Listening to Only a Visitor feels similarly reflective and personal.Their songs are thoughtful yet playful, much like the nostalgia that lies behind what Jacob describes as the band’s “deceptively light” tone. What remains consistent in their portfolio is the polished production used to present her songwriting, as well as their signature keys, unpredictable structures, and layered vocal melodies.
Despite these reliable quirks, mixing things up artistically is crucial to Jacob, who says she is always striving to comfortably challenge herself and her bandmates. For this group, she is hoping to take a more minimalist approach to writing by “leaving more space between the sounds” in the future.
In the past, she has worked as a composer and arranger with a pop choir, and she is currently collaborating with another artist on a live performance that will explore events and ideas related to the movement of people within and outside of China.
“We are developing a really large piece with another musician named Nancy Tan who has put together her own Only a Visitor,” says Jacob. “It’s the same instrumentation—it’s like a mirror band—and so she has written a whole bunch of songs that are related to [Technicolour Education] in their own way. We’re developing it over the summer and over the next year into a concert with film and movement.”

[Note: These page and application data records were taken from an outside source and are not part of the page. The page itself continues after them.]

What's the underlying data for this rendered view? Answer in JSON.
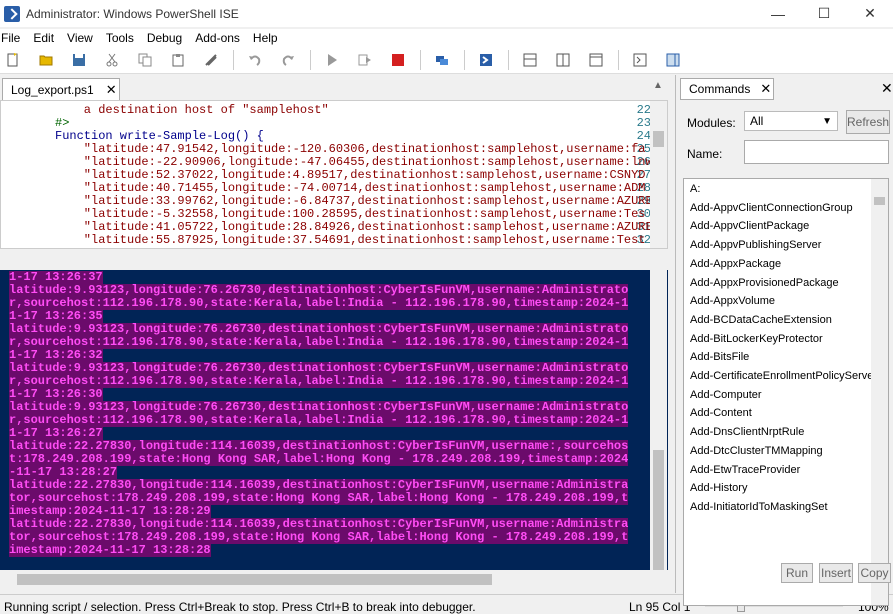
{
  "window": {
    "title": "Administrator: Windows PowerShell ISE",
    "minimize": "—",
    "maximize": "☐",
    "close": "✕"
  },
  "menu": [
    "File",
    "Edit",
    "View",
    "Tools",
    "Debug",
    "Add-ons",
    "Help"
  ],
  "editor": {
    "tab_label": "Log_export.ps1",
    "tab_close": "✕",
    "lines": [
      {
        "num": "22",
        "text": "    a destination host of \"samplehost\""
      },
      {
        "num": "23",
        "text": "#>"
      },
      {
        "num": "24",
        "text": "Function write-Sample-Log() {"
      },
      {
        "num": "25",
        "text": "    \"latitude:47.91542,longitude:-120.60306,destinationhost:samplehost,username:fa"
      },
      {
        "num": "26",
        "text": "    \"latitude:-22.90906,longitude:-47.06455,destinationhost:samplehost,username:lnw"
      },
      {
        "num": "27",
        "text": "    \"latitude:52.37022,longitude:4.89517,destinationhost:samplehost,username:CSNYD"
      },
      {
        "num": "28",
        "text": "    \"latitude:40.71455,longitude:-74.00714,destinationhost:samplehost,username:ADM"
      },
      {
        "num": "29",
        "text": "    \"latitude:33.99762,longitude:-6.84737,destinationhost:samplehost,username:AZURE"
      },
      {
        "num": "30",
        "text": "    \"latitude:-5.32558,longitude:100.28595,destinationhost:samplehost,username:Tes"
      },
      {
        "num": "31",
        "text": "    \"latitude:41.05722,longitude:28.84926,destinationhost:samplehost,username:AZURE"
      },
      {
        "num": "32",
        "text": "    \"latitude:55.87925,longitude:37.54691,destinationhost:samplehost,username:Test"
      }
    ]
  },
  "console": {
    "lines": [
      "1-17 13:26:37",
      "latitude:9.93123,longitude:76.26730,destinationhost:CyberIsFunVM,username:Administrato",
      "r,sourcehost:112.196.178.90,state:Kerala,label:India - 112.196.178.90,timestamp:2024-1",
      "1-17 13:26:35",
      "latitude:9.93123,longitude:76.26730,destinationhost:CyberIsFunVM,username:Administrato",
      "r,sourcehost:112.196.178.90,state:Kerala,label:India - 112.196.178.90,timestamp:2024-1",
      "1-17 13:26:32",
      "latitude:9.93123,longitude:76.26730,destinationhost:CyberIsFunVM,username:Administrato",
      "r,sourcehost:112.196.178.90,state:Kerala,label:India - 112.196.178.90,timestamp:2024-1",
      "1-17 13:26:30",
      "latitude:9.93123,longitude:76.26730,destinationhost:CyberIsFunVM,username:Administrato",
      "r,sourcehost:112.196.178.90,state:Kerala,label:India - 112.196.178.90,timestamp:2024-1",
      "1-17 13:26:27",
      "latitude:22.27830,longitude:114.16039,destinationhost:CyberIsFunVM,username:,sourcehos",
      "t:178.249.208.199,state:Hong Kong SAR,label:Hong Kong - 178.249.208.199,timestamp:2024",
      "-11-17 13:28:27",
      "latitude:22.27830,longitude:114.16039,destinationhost:CyberIsFunVM,username:Administra",
      "tor,sourcehost:178.249.208.199,state:Hong Kong SAR,label:Hong Kong - 178.249.208.199,t",
      "imestamp:2024-11-17 13:28:29",
      "latitude:22.27830,longitude:114.16039,destinationhost:CyberIsFunVM,username:Administra",
      "tor,sourcehost:178.249.208.199,state:Hong Kong SAR,label:Hong Kong - 178.249.208.199,t",
      "imestamp:2024-11-17 13:28:28"
    ],
    "colors": {
      "background": "#012456",
      "text": "#ff4df5",
      "highlight": "#6b0b6b"
    }
  },
  "status": {
    "message": "Running script / selection.  Press Ctrl+Break to stop.  Press Ctrl+B to break into debugger.",
    "position": "Ln 95  Col 1",
    "zoom": "100%"
  },
  "commands": {
    "tab_label": "Commands",
    "tab_close": "✕",
    "panel_close": "✕",
    "modules_label": "Modules:",
    "modules_value": "All",
    "refresh_label": "Refresh",
    "name_label": "Name:",
    "name_value": "",
    "items": [
      "A:",
      "Add-AppvClientConnectionGroup",
      "Add-AppvClientPackage",
      "Add-AppvPublishingServer",
      "Add-AppxPackage",
      "Add-AppxProvisionedPackage",
      "Add-AppxVolume",
      "Add-BCDataCacheExtension",
      "Add-BitLockerKeyProtector",
      "Add-BitsFile",
      "Add-CertificateEnrollmentPolicyServe",
      "Add-Computer",
      "Add-Content",
      "Add-DnsClientNrptRule",
      "Add-DtcClusterTMMapping",
      "Add-EtwTraceProvider",
      "Add-History",
      "Add-InitiatorIdToMaskingSet"
    ],
    "run_label": "Run",
    "insert_label": "Insert",
    "copy_label": "Copy"
  },
  "toolbar_icons": [
    "new-icon",
    "open-icon",
    "save-icon",
    "cut-icon",
    "copy-icon",
    "paste-icon",
    "clear-icon",
    "undo-icon",
    "redo-icon",
    "run-icon",
    "run-selection-icon",
    "stop-icon",
    "remote-icon",
    "powershell-icon",
    "show-script-top-icon",
    "show-script-right-icon",
    "show-script-max-icon",
    "show-command-window-icon",
    "show-command-addon-icon"
  ]
}
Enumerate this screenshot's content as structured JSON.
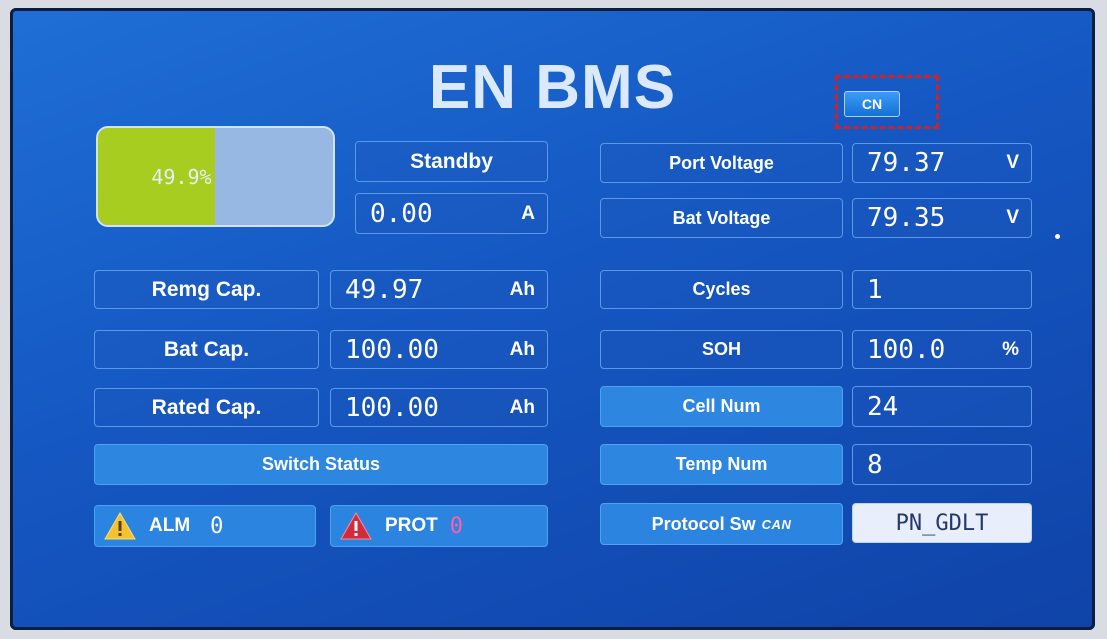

The members of Only a Visitor are scattered across different cities, but they will be coming together to play a show with Vancouver locals Devours and Megamall at KW Studios on May 23. Technicolour Education and Lines are both available for streaming on Spotify and Bandcamp, and they will be touring the West and East coast from May until early July.